YOUR TASK:
The number of lines holding the string "FlyOutNotepad" is all that is wanted; count them in the records below.

+++

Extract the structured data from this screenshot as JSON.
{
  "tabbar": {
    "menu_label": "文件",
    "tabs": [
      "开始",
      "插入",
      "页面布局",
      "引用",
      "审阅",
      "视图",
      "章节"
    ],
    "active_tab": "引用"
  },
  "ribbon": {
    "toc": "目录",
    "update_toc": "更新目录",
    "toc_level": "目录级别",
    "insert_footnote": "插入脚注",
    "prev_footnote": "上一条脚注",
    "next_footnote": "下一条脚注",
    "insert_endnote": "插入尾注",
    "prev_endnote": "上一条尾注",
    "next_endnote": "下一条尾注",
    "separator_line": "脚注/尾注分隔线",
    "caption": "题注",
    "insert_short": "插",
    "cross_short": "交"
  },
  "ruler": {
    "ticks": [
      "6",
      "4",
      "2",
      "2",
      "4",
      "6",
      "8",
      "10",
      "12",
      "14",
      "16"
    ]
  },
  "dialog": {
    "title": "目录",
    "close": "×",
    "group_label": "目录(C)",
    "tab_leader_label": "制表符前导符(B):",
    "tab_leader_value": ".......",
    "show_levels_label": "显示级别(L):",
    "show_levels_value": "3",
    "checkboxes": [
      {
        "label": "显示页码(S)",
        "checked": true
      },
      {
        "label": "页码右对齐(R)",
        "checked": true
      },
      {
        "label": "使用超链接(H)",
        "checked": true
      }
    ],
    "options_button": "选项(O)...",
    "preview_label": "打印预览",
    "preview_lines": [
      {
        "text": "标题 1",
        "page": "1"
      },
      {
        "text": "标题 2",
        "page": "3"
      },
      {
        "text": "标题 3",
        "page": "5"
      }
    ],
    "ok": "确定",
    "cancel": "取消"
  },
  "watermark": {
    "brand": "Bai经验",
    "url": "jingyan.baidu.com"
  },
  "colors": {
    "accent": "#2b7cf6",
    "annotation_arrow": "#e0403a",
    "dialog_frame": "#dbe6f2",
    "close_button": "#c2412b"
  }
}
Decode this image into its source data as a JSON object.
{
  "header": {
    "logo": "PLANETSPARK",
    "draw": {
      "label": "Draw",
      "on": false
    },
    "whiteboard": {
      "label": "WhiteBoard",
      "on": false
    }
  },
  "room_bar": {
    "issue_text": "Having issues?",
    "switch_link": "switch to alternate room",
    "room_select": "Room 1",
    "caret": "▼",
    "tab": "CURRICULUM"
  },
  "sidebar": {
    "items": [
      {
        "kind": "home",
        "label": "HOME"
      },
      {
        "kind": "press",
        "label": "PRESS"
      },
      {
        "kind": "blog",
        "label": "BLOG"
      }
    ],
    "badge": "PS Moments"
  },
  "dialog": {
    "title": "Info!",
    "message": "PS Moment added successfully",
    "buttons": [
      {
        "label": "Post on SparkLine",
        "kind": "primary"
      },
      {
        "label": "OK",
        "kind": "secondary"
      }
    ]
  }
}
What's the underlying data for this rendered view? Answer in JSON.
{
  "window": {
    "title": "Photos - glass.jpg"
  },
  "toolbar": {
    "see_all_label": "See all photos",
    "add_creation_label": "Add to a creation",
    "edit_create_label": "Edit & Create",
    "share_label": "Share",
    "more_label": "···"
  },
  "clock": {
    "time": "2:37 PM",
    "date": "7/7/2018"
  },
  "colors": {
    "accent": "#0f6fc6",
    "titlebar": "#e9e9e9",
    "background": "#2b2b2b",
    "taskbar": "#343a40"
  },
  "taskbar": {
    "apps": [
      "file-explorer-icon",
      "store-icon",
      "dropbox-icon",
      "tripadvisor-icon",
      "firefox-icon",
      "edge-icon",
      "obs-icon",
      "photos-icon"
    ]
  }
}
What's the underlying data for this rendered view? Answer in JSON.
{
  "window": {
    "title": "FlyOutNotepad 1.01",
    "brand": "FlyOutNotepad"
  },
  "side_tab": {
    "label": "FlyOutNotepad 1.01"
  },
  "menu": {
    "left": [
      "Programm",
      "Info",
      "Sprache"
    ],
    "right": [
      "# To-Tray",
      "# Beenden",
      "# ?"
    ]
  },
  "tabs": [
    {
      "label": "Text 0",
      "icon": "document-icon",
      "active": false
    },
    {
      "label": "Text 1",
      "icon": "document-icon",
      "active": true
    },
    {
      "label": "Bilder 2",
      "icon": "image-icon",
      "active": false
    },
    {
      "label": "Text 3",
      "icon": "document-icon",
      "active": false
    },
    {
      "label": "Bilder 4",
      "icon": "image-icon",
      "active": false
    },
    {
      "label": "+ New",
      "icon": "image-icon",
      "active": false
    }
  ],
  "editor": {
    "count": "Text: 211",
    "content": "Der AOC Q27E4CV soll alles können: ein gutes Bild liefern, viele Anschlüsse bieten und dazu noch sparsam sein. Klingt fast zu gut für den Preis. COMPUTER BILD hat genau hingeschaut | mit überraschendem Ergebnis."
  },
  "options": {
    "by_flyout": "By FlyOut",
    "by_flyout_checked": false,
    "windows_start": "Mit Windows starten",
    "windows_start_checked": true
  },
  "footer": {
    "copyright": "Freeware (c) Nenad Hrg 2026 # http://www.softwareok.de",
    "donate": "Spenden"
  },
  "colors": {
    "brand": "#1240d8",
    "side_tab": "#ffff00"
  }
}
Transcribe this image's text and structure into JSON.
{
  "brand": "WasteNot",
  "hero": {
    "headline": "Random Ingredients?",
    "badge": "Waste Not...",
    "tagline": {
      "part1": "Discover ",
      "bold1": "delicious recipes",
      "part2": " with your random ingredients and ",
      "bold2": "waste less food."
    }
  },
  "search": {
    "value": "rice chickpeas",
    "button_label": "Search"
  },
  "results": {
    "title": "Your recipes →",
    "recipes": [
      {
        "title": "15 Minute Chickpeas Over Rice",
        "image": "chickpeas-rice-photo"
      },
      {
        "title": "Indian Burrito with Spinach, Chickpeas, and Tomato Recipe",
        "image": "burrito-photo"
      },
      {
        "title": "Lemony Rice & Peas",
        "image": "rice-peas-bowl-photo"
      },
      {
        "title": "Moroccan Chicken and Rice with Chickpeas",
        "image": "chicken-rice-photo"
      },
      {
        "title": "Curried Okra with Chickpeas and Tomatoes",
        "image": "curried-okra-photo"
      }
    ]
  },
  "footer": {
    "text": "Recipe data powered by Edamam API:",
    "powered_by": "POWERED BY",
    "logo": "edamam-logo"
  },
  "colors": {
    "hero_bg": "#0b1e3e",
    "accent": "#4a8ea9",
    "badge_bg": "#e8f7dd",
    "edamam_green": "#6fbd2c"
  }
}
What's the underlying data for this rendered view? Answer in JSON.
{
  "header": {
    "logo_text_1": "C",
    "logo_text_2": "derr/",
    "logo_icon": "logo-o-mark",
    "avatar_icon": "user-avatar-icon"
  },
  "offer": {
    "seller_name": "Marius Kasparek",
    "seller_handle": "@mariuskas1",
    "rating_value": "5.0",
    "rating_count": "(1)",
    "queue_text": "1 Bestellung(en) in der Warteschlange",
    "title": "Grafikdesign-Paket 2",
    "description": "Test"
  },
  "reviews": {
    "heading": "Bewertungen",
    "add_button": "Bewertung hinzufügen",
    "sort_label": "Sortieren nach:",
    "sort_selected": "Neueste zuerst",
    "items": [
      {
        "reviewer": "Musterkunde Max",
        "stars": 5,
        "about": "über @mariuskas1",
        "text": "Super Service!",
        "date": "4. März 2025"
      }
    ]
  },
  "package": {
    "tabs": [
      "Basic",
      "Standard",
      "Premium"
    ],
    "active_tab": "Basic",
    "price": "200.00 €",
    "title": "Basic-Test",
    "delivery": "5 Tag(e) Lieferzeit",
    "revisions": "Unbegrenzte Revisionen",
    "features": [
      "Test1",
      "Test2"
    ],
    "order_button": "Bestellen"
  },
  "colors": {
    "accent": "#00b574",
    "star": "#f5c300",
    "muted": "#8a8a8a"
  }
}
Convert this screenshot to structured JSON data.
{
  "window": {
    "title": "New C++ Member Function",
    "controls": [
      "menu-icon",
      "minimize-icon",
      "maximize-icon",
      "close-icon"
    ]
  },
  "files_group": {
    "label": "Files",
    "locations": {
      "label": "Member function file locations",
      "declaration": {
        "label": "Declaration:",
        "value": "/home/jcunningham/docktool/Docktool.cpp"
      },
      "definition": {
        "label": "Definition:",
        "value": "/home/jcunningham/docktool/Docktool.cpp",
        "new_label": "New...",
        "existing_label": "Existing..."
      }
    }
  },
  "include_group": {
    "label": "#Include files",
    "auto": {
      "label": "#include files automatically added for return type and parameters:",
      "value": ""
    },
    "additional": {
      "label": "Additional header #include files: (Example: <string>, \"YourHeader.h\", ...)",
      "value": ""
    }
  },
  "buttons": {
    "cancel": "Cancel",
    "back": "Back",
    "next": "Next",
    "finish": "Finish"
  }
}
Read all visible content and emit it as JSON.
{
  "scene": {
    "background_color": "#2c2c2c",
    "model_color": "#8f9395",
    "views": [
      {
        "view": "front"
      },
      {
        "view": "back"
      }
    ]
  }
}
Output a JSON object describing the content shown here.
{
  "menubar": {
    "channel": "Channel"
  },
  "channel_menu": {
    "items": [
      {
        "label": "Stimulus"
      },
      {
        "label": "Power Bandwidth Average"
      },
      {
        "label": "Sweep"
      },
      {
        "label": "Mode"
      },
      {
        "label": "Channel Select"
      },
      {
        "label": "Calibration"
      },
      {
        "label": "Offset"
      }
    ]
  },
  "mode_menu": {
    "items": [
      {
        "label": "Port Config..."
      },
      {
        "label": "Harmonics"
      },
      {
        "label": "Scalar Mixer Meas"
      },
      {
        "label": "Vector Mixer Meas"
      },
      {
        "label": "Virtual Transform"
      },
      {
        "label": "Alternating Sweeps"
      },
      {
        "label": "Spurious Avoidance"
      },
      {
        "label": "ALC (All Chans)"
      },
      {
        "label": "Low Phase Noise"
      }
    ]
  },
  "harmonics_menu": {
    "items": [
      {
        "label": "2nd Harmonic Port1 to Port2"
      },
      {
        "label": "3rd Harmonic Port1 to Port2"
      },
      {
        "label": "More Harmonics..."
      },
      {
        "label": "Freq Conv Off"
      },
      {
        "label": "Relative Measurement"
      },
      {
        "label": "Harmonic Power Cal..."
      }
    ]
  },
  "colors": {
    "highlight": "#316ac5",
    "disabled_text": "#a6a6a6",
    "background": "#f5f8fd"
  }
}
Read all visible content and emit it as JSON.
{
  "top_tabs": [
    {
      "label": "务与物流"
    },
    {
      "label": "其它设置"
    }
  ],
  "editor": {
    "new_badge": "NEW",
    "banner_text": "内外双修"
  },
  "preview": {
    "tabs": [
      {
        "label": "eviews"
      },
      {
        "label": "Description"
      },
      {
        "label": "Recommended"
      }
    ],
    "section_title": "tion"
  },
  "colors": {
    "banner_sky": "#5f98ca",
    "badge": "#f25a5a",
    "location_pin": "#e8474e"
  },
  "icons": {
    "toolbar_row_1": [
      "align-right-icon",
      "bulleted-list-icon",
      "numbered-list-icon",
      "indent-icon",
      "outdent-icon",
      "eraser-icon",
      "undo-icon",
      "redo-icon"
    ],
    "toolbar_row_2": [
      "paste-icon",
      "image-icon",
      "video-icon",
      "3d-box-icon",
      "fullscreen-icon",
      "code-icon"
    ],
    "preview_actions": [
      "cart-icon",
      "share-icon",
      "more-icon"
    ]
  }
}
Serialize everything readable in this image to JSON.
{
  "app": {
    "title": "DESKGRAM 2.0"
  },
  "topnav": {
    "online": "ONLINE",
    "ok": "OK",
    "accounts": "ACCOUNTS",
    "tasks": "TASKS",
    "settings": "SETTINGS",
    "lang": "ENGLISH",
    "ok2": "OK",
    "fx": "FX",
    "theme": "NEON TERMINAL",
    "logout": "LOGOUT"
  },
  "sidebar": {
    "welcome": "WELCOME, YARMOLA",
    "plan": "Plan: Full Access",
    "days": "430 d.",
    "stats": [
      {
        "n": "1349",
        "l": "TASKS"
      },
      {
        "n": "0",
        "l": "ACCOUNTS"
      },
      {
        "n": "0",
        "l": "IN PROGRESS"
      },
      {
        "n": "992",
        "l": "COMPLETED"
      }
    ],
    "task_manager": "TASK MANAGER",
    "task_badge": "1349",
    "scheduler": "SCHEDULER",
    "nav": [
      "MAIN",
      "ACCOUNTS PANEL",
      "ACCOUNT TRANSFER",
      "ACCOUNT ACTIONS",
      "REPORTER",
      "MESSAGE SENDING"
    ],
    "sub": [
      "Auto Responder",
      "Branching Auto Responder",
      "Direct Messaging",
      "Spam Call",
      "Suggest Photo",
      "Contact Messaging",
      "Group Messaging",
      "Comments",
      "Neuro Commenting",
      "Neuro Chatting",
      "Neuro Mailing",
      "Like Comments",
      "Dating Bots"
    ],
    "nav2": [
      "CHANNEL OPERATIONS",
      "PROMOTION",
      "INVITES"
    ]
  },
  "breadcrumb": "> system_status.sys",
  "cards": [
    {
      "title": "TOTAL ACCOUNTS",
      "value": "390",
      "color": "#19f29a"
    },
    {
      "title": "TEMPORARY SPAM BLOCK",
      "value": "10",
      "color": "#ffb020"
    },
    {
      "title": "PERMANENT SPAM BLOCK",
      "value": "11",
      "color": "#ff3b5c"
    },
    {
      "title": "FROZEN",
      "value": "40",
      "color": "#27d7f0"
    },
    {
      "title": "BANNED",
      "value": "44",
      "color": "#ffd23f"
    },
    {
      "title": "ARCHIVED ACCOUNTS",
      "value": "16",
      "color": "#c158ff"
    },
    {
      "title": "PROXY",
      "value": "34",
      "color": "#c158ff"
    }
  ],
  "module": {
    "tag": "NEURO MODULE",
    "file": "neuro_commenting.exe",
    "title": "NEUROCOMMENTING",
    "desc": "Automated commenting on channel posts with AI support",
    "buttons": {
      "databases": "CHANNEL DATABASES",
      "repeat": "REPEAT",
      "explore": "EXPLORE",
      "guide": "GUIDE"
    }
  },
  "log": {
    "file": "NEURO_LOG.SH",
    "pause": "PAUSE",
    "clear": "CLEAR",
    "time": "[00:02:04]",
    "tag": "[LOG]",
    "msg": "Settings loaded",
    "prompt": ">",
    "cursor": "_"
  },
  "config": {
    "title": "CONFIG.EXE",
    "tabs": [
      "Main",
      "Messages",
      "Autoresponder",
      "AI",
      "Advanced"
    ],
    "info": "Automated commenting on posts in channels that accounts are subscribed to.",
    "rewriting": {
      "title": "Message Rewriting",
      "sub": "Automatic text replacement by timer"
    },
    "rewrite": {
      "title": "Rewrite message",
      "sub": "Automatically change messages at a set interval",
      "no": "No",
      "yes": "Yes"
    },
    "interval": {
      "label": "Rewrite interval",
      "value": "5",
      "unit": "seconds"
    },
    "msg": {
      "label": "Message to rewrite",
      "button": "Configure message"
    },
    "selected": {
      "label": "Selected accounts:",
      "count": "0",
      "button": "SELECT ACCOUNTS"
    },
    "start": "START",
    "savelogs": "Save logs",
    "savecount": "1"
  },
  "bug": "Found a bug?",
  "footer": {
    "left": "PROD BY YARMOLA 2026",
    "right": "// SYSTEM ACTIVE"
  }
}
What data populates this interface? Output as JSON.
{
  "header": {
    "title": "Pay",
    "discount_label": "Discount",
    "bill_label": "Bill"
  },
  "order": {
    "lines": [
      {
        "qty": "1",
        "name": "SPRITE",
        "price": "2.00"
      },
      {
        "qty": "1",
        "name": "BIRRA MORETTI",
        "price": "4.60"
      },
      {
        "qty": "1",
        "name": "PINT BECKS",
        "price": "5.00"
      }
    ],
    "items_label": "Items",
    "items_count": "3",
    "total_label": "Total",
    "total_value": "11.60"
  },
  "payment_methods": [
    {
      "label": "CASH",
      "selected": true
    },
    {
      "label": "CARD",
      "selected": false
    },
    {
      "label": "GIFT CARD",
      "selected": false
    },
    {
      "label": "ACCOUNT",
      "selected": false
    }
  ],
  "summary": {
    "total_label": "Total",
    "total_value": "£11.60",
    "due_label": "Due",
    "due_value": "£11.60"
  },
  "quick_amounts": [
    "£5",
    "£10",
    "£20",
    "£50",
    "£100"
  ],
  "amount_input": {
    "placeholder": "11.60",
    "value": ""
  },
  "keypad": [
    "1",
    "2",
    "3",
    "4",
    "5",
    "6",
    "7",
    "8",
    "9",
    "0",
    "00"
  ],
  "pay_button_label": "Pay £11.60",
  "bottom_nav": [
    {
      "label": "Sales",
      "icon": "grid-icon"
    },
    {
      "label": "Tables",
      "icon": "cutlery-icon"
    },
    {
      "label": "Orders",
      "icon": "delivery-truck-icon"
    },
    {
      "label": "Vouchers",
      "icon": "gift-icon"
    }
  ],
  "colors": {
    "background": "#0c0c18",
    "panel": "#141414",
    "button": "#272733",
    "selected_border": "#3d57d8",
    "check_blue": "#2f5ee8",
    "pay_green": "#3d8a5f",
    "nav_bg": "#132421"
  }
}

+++

ANSWER AREA:
3